The 2011 Lombardia has brought a close to my second year as a professional cyclist. It's hard for me to believe I have completed two years already. I haven't had much time yet to reflect on my first two seasons, but I know I have grown tremendously as a cyclist, person, and husband.
It was whirlwind for my wife and me when I signed my first contract for the 2010 season. We were getting married in January, and I was set to take on my first European adventure in February. We navigated 2010 as a team, learning as we went. This year, we were able to spend more of the season together in Spain, and we felt much more at home as we found our routine. I owe a great deal of my success to the support I receive from my wife, family, and friends.
Now that 2011 is finished, I am ready for a rest and some relaxation. I know it will all go too fast, but I am hoping for a few good backpacking trips, maybe a hunting trip, and some good BBQs. Perhaps a bit weird to some, but I am really excited to put on my down jacket and feel some cool Midwest air. There is something about it that refreshes me mentally and physically.
Maybe it is that my roots are the Midwest, but I find the changing of the seasons revitalizing (at first at least!). I know I have been craving some off-season, autumn weather because I have lain in bed many nights recently just dreaming of the woods, falling leaves, hunting, hiking, campfires, and sleeping under the stars. I hope it will be only a matter of days until I start one of these adventures!
Reflecting on 2011, I am generally happy with how it went. The competitor in every professional cyclist strives for more than we achieve, so there is always something that can be improved or that we wish had gone differently. I have plenty of things I would like to improve upon, so as I look forward into 2012, I will certainly be hoping to continue to build and grow for the betterment of my cycling career.
As far as successes in 2011, the first and foremost is my general health and happiness by avoiding major crashes and carrying on a happy life outside of cycling. Then the obvious is my US Pro Road Race Championship where I narrowly defeated the legendary George Hincapie. It is a moment and day I will never forget.
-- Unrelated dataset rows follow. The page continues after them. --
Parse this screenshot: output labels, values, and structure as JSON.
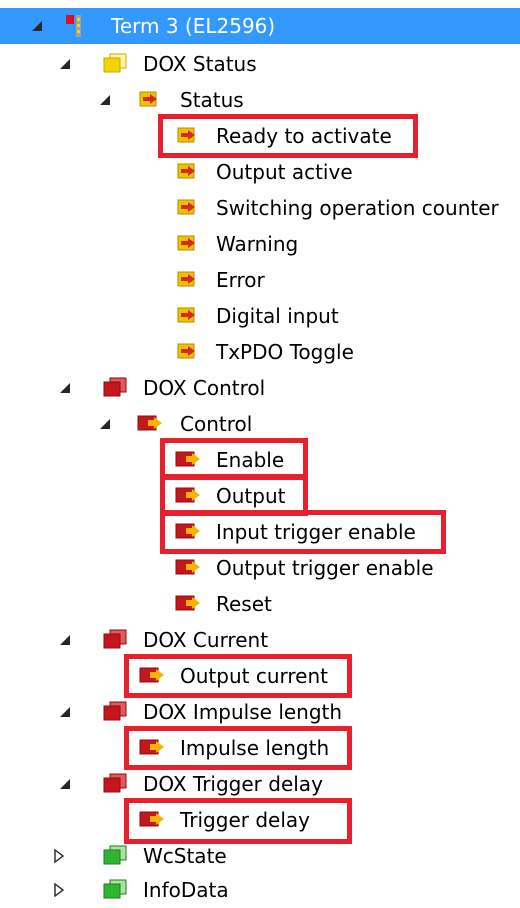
{
  "tree": {
    "term": {
      "label": "Term 3 (EL2596)"
    },
    "dox_status": {
      "label": "DOX Status"
    },
    "status": {
      "label": "Status"
    },
    "status_items": [
      "Ready to activate",
      "Output active",
      "Switching operation counter",
      "Warning",
      "Error",
      "Digital input",
      "TxPDO Toggle"
    ],
    "dox_control": {
      "label": "DOX Control"
    },
    "control": {
      "label": "Control"
    },
    "control_items": [
      "Enable",
      "Output",
      "Input trigger enable",
      "Output trigger enable",
      "Reset"
    ],
    "dox_current": {
      "label": "DOX Current",
      "child": "Output current"
    },
    "dox_impulse": {
      "label": "DOX Impulse length",
      "child": "Impulse length"
    },
    "dox_trigger": {
      "label": "DOX Trigger delay",
      "child": "Trigger delay"
    },
    "wcstate": {
      "label": "WcState"
    },
    "infodata": {
      "label": "InfoData"
    }
  },
  "colors": {
    "selection": "#3399ff",
    "highlight": "#e8202e",
    "input_icon": "#f2c200",
    "output_icon": "#c4161c",
    "info_icon": "#2fb52f"
  },
  "icons": {
    "expanded": "expanded-triangle-icon",
    "collapsed": "collapsed-triangle-icon",
    "input_var": "input-variable-icon",
    "output_var": "output-variable-icon"
  }
}
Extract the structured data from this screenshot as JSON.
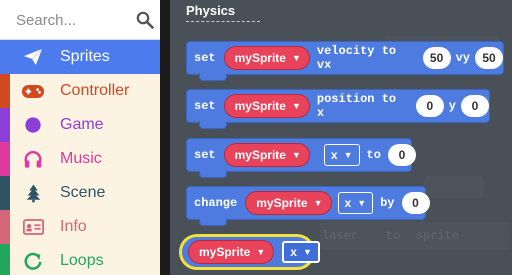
{
  "search": {
    "placeholder": "Search..."
  },
  "categories": [
    {
      "label": "Sprites",
      "color": "#4b7bec",
      "text": "#ffffff",
      "stripe": "#4b7bec",
      "bg": "#4b7bec",
      "icon": "paper-plane-icon",
      "selected": true
    },
    {
      "label": "Controller",
      "color": "#d2491f",
      "text": "#d2491f",
      "stripe": "#d2491f",
      "bg": "#fbe6c8",
      "icon": "gamepad-icon"
    },
    {
      "label": "Game",
      "color": "#8c3fd6",
      "text": "#8c3fd6",
      "stripe": "#8c3fd6",
      "bg": "#fbe6c8",
      "icon": "circle-icon"
    },
    {
      "label": "Music",
      "color": "#e0389c",
      "text": "#e0389c",
      "stripe": "#e0389c",
      "bg": "#fbe6c8",
      "icon": "headphones-icon"
    },
    {
      "label": "Scene",
      "color": "#2f5565",
      "text": "#2f5565",
      "stripe": "#2f5565",
      "bg": "#fbe6c8",
      "icon": "tree-icon"
    },
    {
      "label": "Info",
      "color": "#d4667a",
      "text": "#d4667a",
      "stripe": "#d4667a",
      "bg": "#fbe6c8",
      "icon": "id-card-icon"
    },
    {
      "label": "Loops",
      "color": "#21a85a",
      "text": "#21a85a",
      "stripe": "#21a85a",
      "bg": "#fbe6c8",
      "icon": "loop-icon"
    }
  ],
  "flyout": {
    "section_title": "Physics",
    "sprite_var": "mySprite",
    "blocks": {
      "velocity": {
        "kw": "set",
        "mid": "velocity to vx",
        "vx": "50",
        "mid2": "vy",
        "vy": "50"
      },
      "position": {
        "kw": "set",
        "mid": "position to x",
        "x": "0",
        "mid2": "y",
        "y": "0"
      },
      "set_prop": {
        "kw": "set",
        "prop": "x",
        "mid": "to",
        "value": "0"
      },
      "change_prop": {
        "kw": "change",
        "prop": "x",
        "mid": "by",
        "value": "0"
      },
      "reporter": {
        "prop": "x"
      }
    }
  },
  "background": {
    "ghost1": "laser",
    "ghost2": "to",
    "ghost3": "sprite"
  }
}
My performance(s) in California are also highlights for me in 2011. The confidence that Chris Horner had in me to perform my job was inspiring and motivating. He has been incredibly influential on my short career. And a last major accomplishment was finishing my first Grand Tour. I hope it is the first of many more, and the experience and strength I have taken from that race will boost my riding to the next level.
For now, I am happy to put a close on 2011, take a few weeks off the bike, and enjoy some of the other good things in life. See you all back here soon.
He may be a relative new-comer to professional cycling, having switched to two wheels after a successful collegiate running career, but American Matthew Busche has been quick to make a big impression.
The 26-year-old is in his second season with RadioShack and triumphed in the USA Pro Cycling Championships for his breakout victory, defeating George Hincapie in a photo finish. The 2011 Vuelta a Espana marks his grand tour debut.
In 2012, Busche will join the newly-merged RadioShack-Nissan-Trek.
Thank you for signing up to Cycling News. You will receive a verification email shortly.
There was a problem. Please refresh the page and try again.